GamePal for the Mac Gal

by Debbie Ginsberg

I'm going to kill my husband. I have a lot of things I need to do, and yet he's got me chasing some kind of Kobold all over creation. It's not going well.



"This thing is about to kill me!"

"Calm down. Try using that new attack you learned back in town."

"It's not working! He's tearing me apart! I'm gonna die and ... oh wait. He's dead. Now what?'

"Come over here. There's a quest we can do."

"OK. Ahhh!"

"Are you being attacked again?"

"No, I ran into a wall and now I'm stuck."

Thanks to him, I'm now addicted to World of Warcraft. On the Mac, no less. It's not easy being a Mac gamer, but it sure is fun.

What's this? Games on a Mac? Games everyone else is playing? Lots of people will tell you that's not possible. They're wrong. I'm not going to tell you that a Mac can play as many games as a PC, but plenty of games are available to keep even an avid gamer occupied on this neat little platform..
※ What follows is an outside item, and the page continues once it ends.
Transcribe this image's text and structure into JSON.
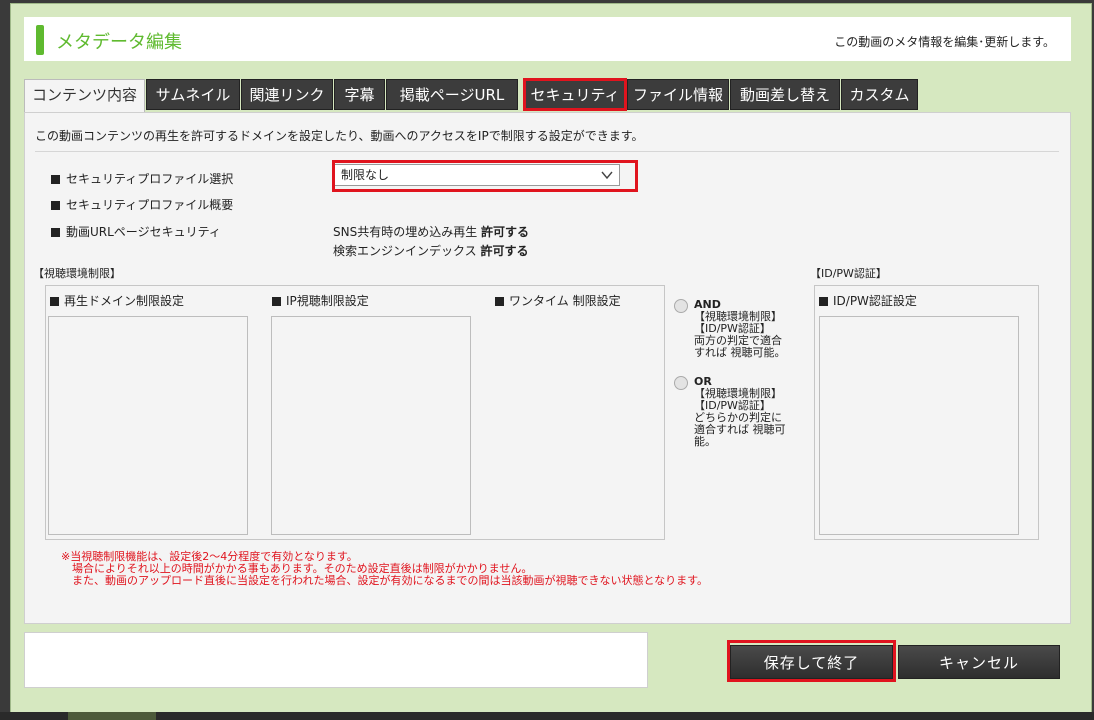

Now, I admit I'm a bit biased. I've been using Macs since my first SE from way back in 1987. Up to that point, I'd been playing silly ASCII games on an IBM PC (whee! A green and black monitor!). Admittedly, the ASCII version of Pacman was kind of fun, but only because my parents never got us an Atari. When I finally got the Mac, I was ecstatic to finally play games which didn't base their graphical components heavily on the "@" sign.

Classic Mac games were a wonderful bunch. We had Crystal Quest, where players were a little space ship collecting crystals while trying to dodge various nasty aliens. The sound effects were the best part. There was Arkanoids, a Break Out style game with bonus bricks that gave players special powers, including lasers and multiple balls. In Glider, one of the worst time-wasters, players flew a small paper airplane past all kinds of different household hazards, like leaping fish. And, of course, we had Tetris and Klondike Solitaire (remember when you had never seen a card game on a computer before?).
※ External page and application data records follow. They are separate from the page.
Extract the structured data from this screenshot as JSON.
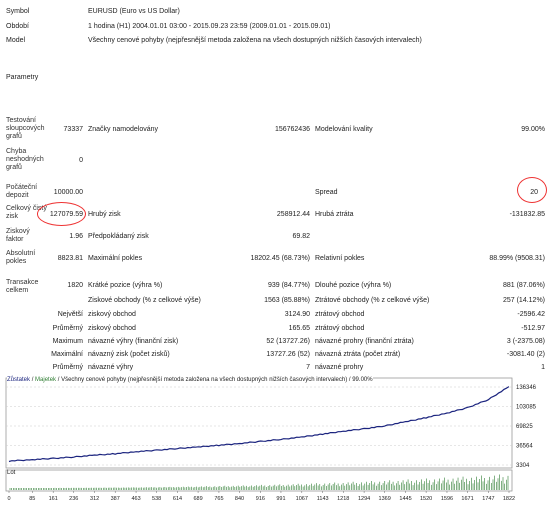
{
  "header": {
    "symbol_label": "Symbol",
    "symbol_value": "EURUSD (Euro vs US Dollar)",
    "period_label": "Období",
    "period_value": "1 hodina (H1) 2004.01.01 03:00 - 2015.09.23 23:59 (2009.01.01 - 2015.09.01)",
    "model_label": "Model",
    "model_value": "Všechny cenové pohyby (nejpřesnější metoda založena na všech dostupných nižších časových intervalech)",
    "params_label": "Parametry"
  },
  "stats": {
    "bars_label": "Testování sloupcových grafů",
    "bars_value": "73337",
    "ticks_label": "Značky namodelovány",
    "ticks_value": "156762436",
    "quality_label": "Modelování kvality",
    "quality_value": "99.00%",
    "errors_label": "Chyba neshodných grafů",
    "errors_value": "0",
    "deposit_label": "Počáteční depozit",
    "deposit_value": "10000.00",
    "spread_label": "Spread",
    "spread_value": "20",
    "net_label": "Celkový čistý zisk",
    "net_value": "127079.59",
    "gross_profit_label": "Hrubý zisk",
    "gross_profit_value": "258912.44",
    "gross_loss_label": "Hrubá ztráta",
    "gross_loss_value": "-131832.85",
    "pf_label": "Ziskový faktor",
    "pf_value": "1.96",
    "payoff_label": "Předpokládaný zisk",
    "payoff_value": "69.82",
    "abs_dd_label": "Absolutní pokles",
    "abs_dd_value": "8823.81",
    "max_dd_label": "Maximální pokles",
    "max_dd_value": "18202.45 (68.73%)",
    "rel_dd_label": "Relativní pokles",
    "rel_dd_value": "88.99% (9508.31)",
    "trades_label": "Transakce celkem",
    "trades_value": "1820",
    "short_label": "Krátké pozice (výhra %)",
    "short_value": "939 (84.77%)",
    "long_label": "Dlouhé pozice (výhra %)",
    "long_value": "881 (87.06%)",
    "win_label": "Ziskové obchody (% z celkové výše)",
    "win_value": "1563 (85.88%)",
    "loss_label": "Ztrátové obchody (% z celkové výše)",
    "loss_value": "257 (14.12%)",
    "largest_label": "Největší",
    "largest_win_label": "ziskový obchod",
    "largest_win_value": "3124.90",
    "largest_loss_label": "ztrátový obchod",
    "largest_loss_value": "-2596.42",
    "avg_label": "Průměrný",
    "avg_win_label": "ziskový obchod",
    "avg_win_value": "165.65",
    "avg_loss_label": "ztrátový obchod",
    "avg_loss_value": "-512.97",
    "max1_label": "Maximum",
    "max_cons_wins_label": "návazné výhry (finanční zisk)",
    "max_cons_wins_value": "52 (13727.26)",
    "max_cons_losses_label": "návazné prohry (finanční ztráta)",
    "max_cons_losses_value": "3 (-2375.08)",
    "max2_label": "Maximální",
    "max_cons_profit_label": "návazný zisk (počet zisků)",
    "max_cons_profit_value": "13727.26 (52)",
    "max_cons_loss_label": "návazná ztráta (počet ztrát)",
    "max_cons_loss_value": "-3081.40 (2)",
    "avg2_label": "Průměrný",
    "avg_cons_wins_label": "návazné výhry",
    "avg_cons_wins_value": "7",
    "avg_cons_losses_label": "návazné prohry",
    "avg_cons_losses_value": "1"
  },
  "chart_legend": {
    "balance": "Zůstatek",
    "sep1": "/",
    "equity": "Majetek",
    "sep2": "/",
    "rest": "Všechny cenové pohyby (nejpřesnější metoda založena na všech dostupných nižších časových intervalech) / 99.00%"
  },
  "lots_label": "Lot",
  "colors": {
    "balance_line": "#1a237e",
    "grid": "#cccccc",
    "lot_bars": "#2e7d32",
    "highlight": "#e33333"
  },
  "chart_data": {
    "type": "line",
    "yticks": [
      "136346",
      "103085",
      "69825",
      "36564",
      "3304"
    ],
    "xticks": [
      "0",
      "85",
      "161",
      "236",
      "312",
      "387",
      "463",
      "538",
      "614",
      "689",
      "765",
      "840",
      "916",
      "991",
      "1067",
      "1143",
      "1218",
      "1294",
      "1369",
      "1445",
      "1520",
      "1596",
      "1671",
      "1747",
      "1822"
    ],
    "ylim": [
      3304,
      136346
    ],
    "x": [
      0,
      85,
      161,
      236,
      312,
      387,
      463,
      538,
      614,
      689,
      765,
      840,
      916,
      991,
      1067,
      1143,
      1218,
      1294,
      1369,
      1445,
      1520,
      1596,
      1671,
      1747,
      1822
    ],
    "values": [
      10000,
      12500,
      14500,
      17000,
      20000,
      22500,
      26000,
      28500,
      31500,
      34000,
      37000,
      40000,
      43500,
      47000,
      51000,
      56000,
      61000,
      65000,
      70000,
      77000,
      84000,
      92000,
      101000,
      115000,
      137000
    ]
  }
}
The 1990s brought us all kinds of new Mac games, with faster graphics and more complicated game play. Some of the best included Marathon, Myst, and one heck of a lot of Sim products (SimAnt, anyone?). The Net, both pre and post that first Mosaic browser, provided plenty of free- and shareware games, such as Solarian II and Asshole Tetris.

Even today, Mac users can play plenty of games, like Spiderman 2 or Airburst Extreme. The Net is full of sites, such as Inside Mac Games, with the latest news of upcoming releases and reviews all kinds of games. But if you're going to be a Mac gamer, be prepared for a few frustrations.

The worst problem, of course, is that not everything comes out on the Mac. City of Heroes, for example, is likely to never be available to Mac users. Which sucks, because I really want to play that game. I'd pay money and everything.

Almost as annoying is many PC games are only released for the Mac months after the original. By the time I was playing Neverwinter Nights, most of my friends had finished with it and had moved on to other games. And even I wasn't going to wait to play Knights of the Old Republic on my laptop, not when I had an XBox.

One other source of frustration, at least when playing modern games on a Mac, is that they are designed for PC players. Specifically, they are designed for the PC mouse. Personally, I don't like to use mice at all bugs my wrist and all that. At home, I use my laptop's trackpad. At work, where I have an XP machine, I generally use a trackball instead of a mouse.

But games like World of Warcraft don't work too well with trackpads. So I had to learn to use a multi-button mouse to play games, which wasn't as easy as it sounds. Because I'm not used to playing games with that all important "right click", I spent my first 10 or so levels on WoW running into walls and dying a lot. And yelling at my poor husband.

Good thing we're on a PVP server. If it comes to it, I can exact revenge on him anytime I want.

Still, I'm having lots of fun. I can play classic games in OS9, then switch to the more modern toys in OS X. And if I don't want to download stuff to my hard drive, the Net offers all kinds of games, from Yahoo's Java-based games (let me know if you want to play Literati some time) to the extremely addicting Weboggle. So if you've been thinking about switching over to the light side where you don't have to be terrified of your own email don't put it off just because you love games. A few annoyances aside, there's plenty to keep a Mac gamer addicted for hours.

Copyright 2004-2005 The Lady Gamer. All rights reserved.